→ **Exercise**
Quote the records that follow in full and exactly; leave out the pictures.

→ **Web page and app entries**
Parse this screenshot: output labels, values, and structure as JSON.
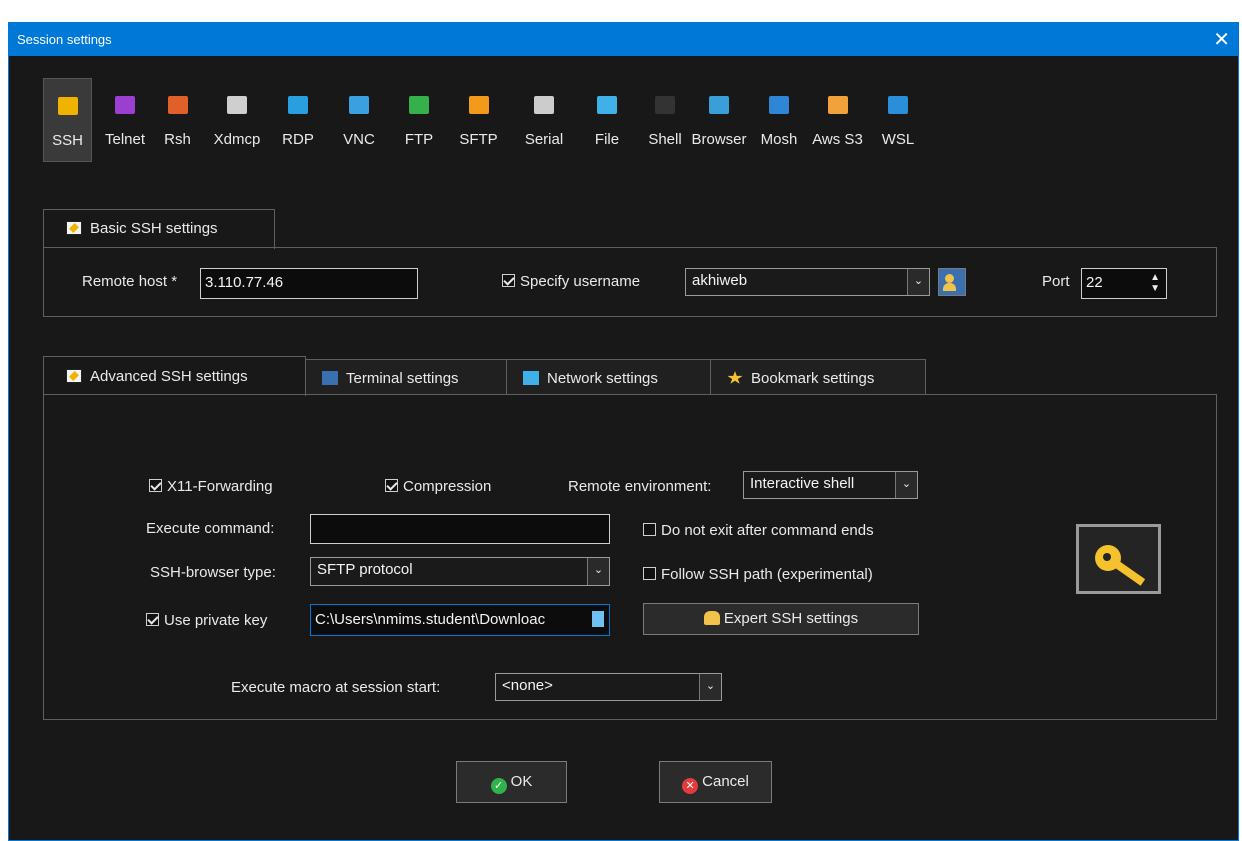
{
  "window": {
    "title": "Session settings",
    "close_glyph": "✕"
  },
  "protocols": [
    {
      "label": "SSH",
      "icon": "ssh-icon",
      "color": "#f0b400",
      "active": true
    },
    {
      "label": "Telnet",
      "icon": "telnet-icon",
      "color": "#9b3fd0"
    },
    {
      "label": "Rsh",
      "icon": "rsh-icon",
      "color": "#e0602a"
    },
    {
      "label": "Xdmcp",
      "icon": "xdmcp-icon",
      "color": "#cfcfcf"
    },
    {
      "label": "RDP",
      "icon": "rdp-icon",
      "color": "#2a9fe0"
    },
    {
      "label": "VNC",
      "icon": "vnc-icon",
      "color": "#3aa0e0"
    },
    {
      "label": "FTP",
      "icon": "ftp-icon",
      "color": "#35b04a"
    },
    {
      "label": "SFTP",
      "icon": "sftp-icon",
      "color": "#f39a1a"
    },
    {
      "label": "Serial",
      "icon": "serial-icon",
      "color": "#cccccc"
    },
    {
      "label": "File",
      "icon": "file-icon",
      "color": "#3fb0e8"
    },
    {
      "label": "Shell",
      "icon": "shell-icon",
      "color": "#333333"
    },
    {
      "label": "Browser",
      "icon": "browser-icon",
      "color": "#3a9fd8"
    },
    {
      "label": "Mosh",
      "icon": "mosh-icon",
      "color": "#2f86d6"
    },
    {
      "label": "Aws S3",
      "icon": "aws-s3-icon",
      "color": "#f2a23a"
    },
    {
      "label": "WSL",
      "icon": "wsl-icon",
      "color": "#2a8fd8"
    }
  ],
  "basic": {
    "tab_label": "Basic SSH settings",
    "remote_host_label": "Remote host *",
    "remote_host_value": "3.110.77.46",
    "specify_username_label": "Specify username",
    "specify_username_checked": true,
    "username_value": "akhiweb",
    "port_label": "Port",
    "port_value": "22"
  },
  "tabs": [
    {
      "label": "Advanced SSH settings",
      "icon": "wrench-icon",
      "active": true
    },
    {
      "label": "Terminal settings",
      "icon": "terminal-icon"
    },
    {
      "label": "Network settings",
      "icon": "network-icon"
    },
    {
      "label": "Bookmark settings",
      "icon": "star-icon"
    }
  ],
  "advanced": {
    "x11_label": "X11-Forwarding",
    "x11_checked": true,
    "compression_label": "Compression",
    "compression_checked": true,
    "remote_env_label": "Remote environment:",
    "remote_env_value": "Interactive shell",
    "execute_command_label": "Execute command:",
    "execute_command_value": "",
    "do_not_exit_label": "Do not exit after command ends",
    "do_not_exit_checked": false,
    "ssh_browser_label": "SSH-browser type:",
    "ssh_browser_value": "SFTP protocol",
    "follow_path_label": "Follow SSH path (experimental)",
    "follow_path_checked": false,
    "private_key_label": "Use private key",
    "private_key_checked": true,
    "private_key_value": "C:\\Users\\nmims.student\\Downloac",
    "expert_button_label": "Expert SSH settings",
    "macro_label": "Execute macro at session start:",
    "macro_value": "<none>"
  },
  "footer": {
    "ok_label": "OK",
    "cancel_label": "Cancel",
    "ok_color": "#2fb34a",
    "cancel_color": "#e23b3b"
  }
}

→ **Result**
Parse this screenshot: output labels, values, and structure as JSON.
{
  "window": {
    "title": "Session settings",
    "close_glyph": "✕"
  },
  "protocols": [
    {
      "label": "SSH",
      "icon": "ssh-icon",
      "color": "#f0b400",
      "active": true
    },
    {
      "label": "Telnet",
      "icon": "telnet-icon",
      "color": "#9b3fd0"
    },
    {
      "label": "Rsh",
      "icon": "rsh-icon",
      "color": "#e0602a"
    },
    {
      "label": "Xdmcp",
      "icon": "xdmcp-icon",
      "color": "#cfcfcf"
    },
    {
      "label": "RDP",
      "icon": "rdp-icon",
      "color": "#2a9fe0"
    },
    {
      "label": "VNC",
      "icon": "vnc-icon",
      "color": "#3aa0e0"
    },
    {
      "label": "FTP",
      "icon": "ftp-icon",
      "color": "#35b04a"
    },
    {
      "label": "SFTP",
      "icon": "sftp-icon",
      "color": "#f39a1a"
    },
    {
      "label": "Serial",
      "icon": "serial-icon",
      "color": "#cccccc"
    },
    {
      "label": "File",
      "icon": "file-icon",
      "color": "#3fb0e8"
    },
    {
      "label": "Shell",
      "icon": "shell-icon",
      "color": "#333333"
    },
    {
      "label": "Browser",
      "icon": "browser-icon",
      "color": "#3a9fd8"
    },
    {
      "label": "Mosh",
      "icon": "mosh-icon",
      "color": "#2f86d6"
    },
    {
      "label": "Aws S3",
      "icon": "aws-s3-icon",
      "color": "#f2a23a"
    },
    {
      "label": "WSL",
      "icon": "wsl-icon",
      "color": "#2a8fd8"
    }
  ],
  "basic": {
    "tab_label": "Basic SSH settings",
    "remote_host_label": "Remote host *",
    "remote_host_value": "3.110.77.46",
    "specify_username_label": "Specify username",
    "specify_username_checked": true,
    "username_value": "akhiweb",
    "port_label": "Port",
    "port_value": "22"
  },
  "tabs": [
    {
      "label": "Advanced SSH settings",
      "icon": "wrench-icon",
      "active": true
    },
    {
      "label": "Terminal settings",
      "icon": "terminal-icon"
    },
    {
      "label": "Network settings",
      "icon": "network-icon"
    },
    {
      "label": "Bookmark settings",
      "icon": "star-icon"
    }
  ],
  "advanced": {
    "x11_label": "X11-Forwarding",
    "x11_checked": true,
    "compression_label": "Compression",
    "compression_checked": true,
    "remote_env_label": "Remote environment:",
    "remote_env_value": "Interactive shell",
    "execute_command_label": "Execute command:",
    "execute_command_value": "",
    "do_not_exit_label": "Do not exit after command ends",
    "do_not_exit_checked": false,
    "ssh_browser_label": "SSH-browser type:",
    "ssh_browser_value": "SFTP protocol",
    "follow_path_label": "Follow SSH path (experimental)",
    "follow_path_checked": false,
    "private_key_label": "Use private key",
    "private_key_checked": true,
    "private_key_value": "C:\\Users\\nmims.student\\Downloac",
    "expert_button_label": "Expert SSH settings",
    "macro_label": "Execute macro at session start:",
    "macro_value": "<none>"
  },
  "footer": {
    "ok_label": "OK",
    "cancel_label": "Cancel",
    "ok_color": "#2fb34a",
    "cancel_color": "#e23b3b"
  }
}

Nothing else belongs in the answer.